all held together with a rope belt. He's barefoot, but has thickly padded knee and elbow pads, plus a leather belt with a strap that goes up over his right shoulder. Big metal sutures pierce his skin, suggesting his boss has done some work on him, and metal shackles on his arms and left ankle, suggesting the work wasn't exactly voluntary. Massive cracks and holes run through his shell, which has a hinge on one side and a huge padlock on the other. His back does come up higher than his head, and he's so thick from front to back that the box he's sold in needs to be larger than all the rest.
The hinge isn't just for show.
Leonardo's ginormous shell actually swings open, though the padlock goes entirely with it - were they at one point planning the shell to open in a different spot, and the lock would have served a purpose? Inside you'll find someone has installed wooden shelves, with room to hold (almost) all his accessories. Even when it's empty, there's a large spider living in there, a separate mold but permanently attached.
So what accessories does he have? Well, there are two katanas, of course, because a Leonardo is a Leonardo, and he's got to have those! They're not as thematic as Raphael's lightning bolt sais,

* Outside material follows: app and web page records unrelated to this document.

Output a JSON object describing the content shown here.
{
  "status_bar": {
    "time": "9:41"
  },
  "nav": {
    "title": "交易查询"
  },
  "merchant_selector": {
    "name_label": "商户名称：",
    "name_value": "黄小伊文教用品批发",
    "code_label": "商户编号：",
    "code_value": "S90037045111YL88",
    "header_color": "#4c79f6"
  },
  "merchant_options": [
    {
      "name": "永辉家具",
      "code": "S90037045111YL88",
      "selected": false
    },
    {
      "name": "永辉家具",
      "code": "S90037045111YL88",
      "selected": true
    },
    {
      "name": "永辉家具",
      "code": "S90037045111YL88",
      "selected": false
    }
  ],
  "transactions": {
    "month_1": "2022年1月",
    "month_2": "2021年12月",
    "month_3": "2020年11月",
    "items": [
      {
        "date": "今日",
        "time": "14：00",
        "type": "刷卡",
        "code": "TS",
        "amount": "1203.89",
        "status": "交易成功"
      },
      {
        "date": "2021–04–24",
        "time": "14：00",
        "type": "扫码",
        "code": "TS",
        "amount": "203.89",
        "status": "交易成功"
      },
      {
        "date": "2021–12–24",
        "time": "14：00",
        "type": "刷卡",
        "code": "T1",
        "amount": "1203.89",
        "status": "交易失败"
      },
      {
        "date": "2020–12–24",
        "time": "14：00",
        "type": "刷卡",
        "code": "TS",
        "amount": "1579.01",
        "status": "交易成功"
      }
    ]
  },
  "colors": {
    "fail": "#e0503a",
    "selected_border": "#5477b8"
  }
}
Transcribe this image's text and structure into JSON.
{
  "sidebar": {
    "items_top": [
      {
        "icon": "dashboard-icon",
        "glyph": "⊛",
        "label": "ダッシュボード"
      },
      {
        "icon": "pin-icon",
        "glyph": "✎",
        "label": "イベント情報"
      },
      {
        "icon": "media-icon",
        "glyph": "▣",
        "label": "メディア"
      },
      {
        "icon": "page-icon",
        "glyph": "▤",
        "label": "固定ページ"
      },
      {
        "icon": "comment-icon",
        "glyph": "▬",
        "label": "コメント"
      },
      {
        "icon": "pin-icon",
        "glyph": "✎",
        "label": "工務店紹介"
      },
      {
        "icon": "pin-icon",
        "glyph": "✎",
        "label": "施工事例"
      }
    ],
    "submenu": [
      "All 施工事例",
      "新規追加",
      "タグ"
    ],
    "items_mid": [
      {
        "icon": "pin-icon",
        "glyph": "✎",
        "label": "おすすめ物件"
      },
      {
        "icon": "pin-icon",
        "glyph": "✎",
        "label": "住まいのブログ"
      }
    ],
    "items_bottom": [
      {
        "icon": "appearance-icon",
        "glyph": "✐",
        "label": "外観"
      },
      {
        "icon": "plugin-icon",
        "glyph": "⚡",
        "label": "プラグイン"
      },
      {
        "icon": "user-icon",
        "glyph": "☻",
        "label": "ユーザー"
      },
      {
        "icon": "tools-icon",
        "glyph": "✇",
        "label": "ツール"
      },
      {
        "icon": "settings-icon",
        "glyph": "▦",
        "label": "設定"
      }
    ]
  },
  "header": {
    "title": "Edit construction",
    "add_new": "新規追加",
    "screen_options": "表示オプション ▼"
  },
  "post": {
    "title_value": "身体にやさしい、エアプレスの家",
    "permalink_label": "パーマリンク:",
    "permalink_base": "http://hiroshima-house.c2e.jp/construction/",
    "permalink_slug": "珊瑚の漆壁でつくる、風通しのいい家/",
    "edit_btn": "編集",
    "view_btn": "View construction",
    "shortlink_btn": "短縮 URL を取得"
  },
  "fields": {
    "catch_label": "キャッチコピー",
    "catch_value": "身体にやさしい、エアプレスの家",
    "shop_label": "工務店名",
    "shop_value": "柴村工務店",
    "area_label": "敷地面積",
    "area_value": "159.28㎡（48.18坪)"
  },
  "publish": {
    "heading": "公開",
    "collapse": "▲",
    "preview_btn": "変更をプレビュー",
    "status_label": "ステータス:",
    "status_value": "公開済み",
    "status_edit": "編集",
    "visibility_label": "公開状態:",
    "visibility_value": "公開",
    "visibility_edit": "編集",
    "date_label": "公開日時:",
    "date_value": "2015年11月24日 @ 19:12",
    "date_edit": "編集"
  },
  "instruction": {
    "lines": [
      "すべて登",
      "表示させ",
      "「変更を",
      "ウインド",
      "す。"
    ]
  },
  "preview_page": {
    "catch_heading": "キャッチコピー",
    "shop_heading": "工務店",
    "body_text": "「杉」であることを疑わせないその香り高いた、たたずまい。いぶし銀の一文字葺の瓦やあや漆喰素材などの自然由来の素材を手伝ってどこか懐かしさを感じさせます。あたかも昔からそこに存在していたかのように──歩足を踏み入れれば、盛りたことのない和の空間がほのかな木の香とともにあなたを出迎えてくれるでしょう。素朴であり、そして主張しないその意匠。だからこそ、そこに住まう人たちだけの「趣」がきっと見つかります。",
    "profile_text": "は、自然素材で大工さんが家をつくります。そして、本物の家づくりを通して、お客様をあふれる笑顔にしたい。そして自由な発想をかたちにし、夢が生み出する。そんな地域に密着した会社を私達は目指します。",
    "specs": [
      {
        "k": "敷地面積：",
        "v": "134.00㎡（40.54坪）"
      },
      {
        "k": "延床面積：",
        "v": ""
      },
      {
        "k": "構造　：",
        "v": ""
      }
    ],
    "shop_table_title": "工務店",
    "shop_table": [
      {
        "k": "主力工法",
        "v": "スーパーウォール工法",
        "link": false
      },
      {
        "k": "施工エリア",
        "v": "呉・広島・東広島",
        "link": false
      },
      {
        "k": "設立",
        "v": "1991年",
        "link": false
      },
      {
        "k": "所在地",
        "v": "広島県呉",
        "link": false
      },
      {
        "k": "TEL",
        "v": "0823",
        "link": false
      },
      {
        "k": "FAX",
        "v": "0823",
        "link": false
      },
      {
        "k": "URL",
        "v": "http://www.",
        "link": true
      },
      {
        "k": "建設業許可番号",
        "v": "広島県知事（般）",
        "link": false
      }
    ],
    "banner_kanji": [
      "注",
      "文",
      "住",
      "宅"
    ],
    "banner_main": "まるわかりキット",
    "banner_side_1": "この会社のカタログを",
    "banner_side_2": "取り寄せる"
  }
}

but the set does include two flame pieces that can fit on the ends so it looks like he's holding torches. The tiny holes in his shell? They're so he can stick the swords through them for storage! Inside, there's a human skull that can sit on the top shelf, and a sciency jar with a removable brain floating inside it on the bottom shelf. On the "door" part you'll find two shovels and a bone, held in place partially by the swords and partially by cleverly designed divots in the surface of the shell. This is all very awesome stuff! You also get your choice of open hands, gripping hands, fists, or pointing hands.
In addition to the hinged shell,
the figure has a balljointed head, swivel/hinge shoulders, double-swivel/hinge elbows, swivel/hinge wrists, swivel/hinge thighs, double-hinged knees with an extra swivel at the top, swivel shins, and swivel/hinge ankles. You wouldn't expect him to have a waist, since he's doing the whole "Storage Shell Turtle" thing, but nope, he's got a swivel there! The hinges are stiff, but everything moves just fine straight out of the box. Speaking of the box, there are diagramatic instructions on the bottom on how to put the swords in his hands so you don't mess up the spiky pommels.
As much as I liked Raphael as Frankenstein's Monster, I was still rather cool on the idea of Leonardo as the Hunchback - I'd preordered the next two releases after this, but didn't bother with Leo. I did give him a look when he got stocked at Target, and the gear all fitting in the shell won me over. Making Leonardo a Hunchback (not that one) was a strange choice, but it's paid off for them.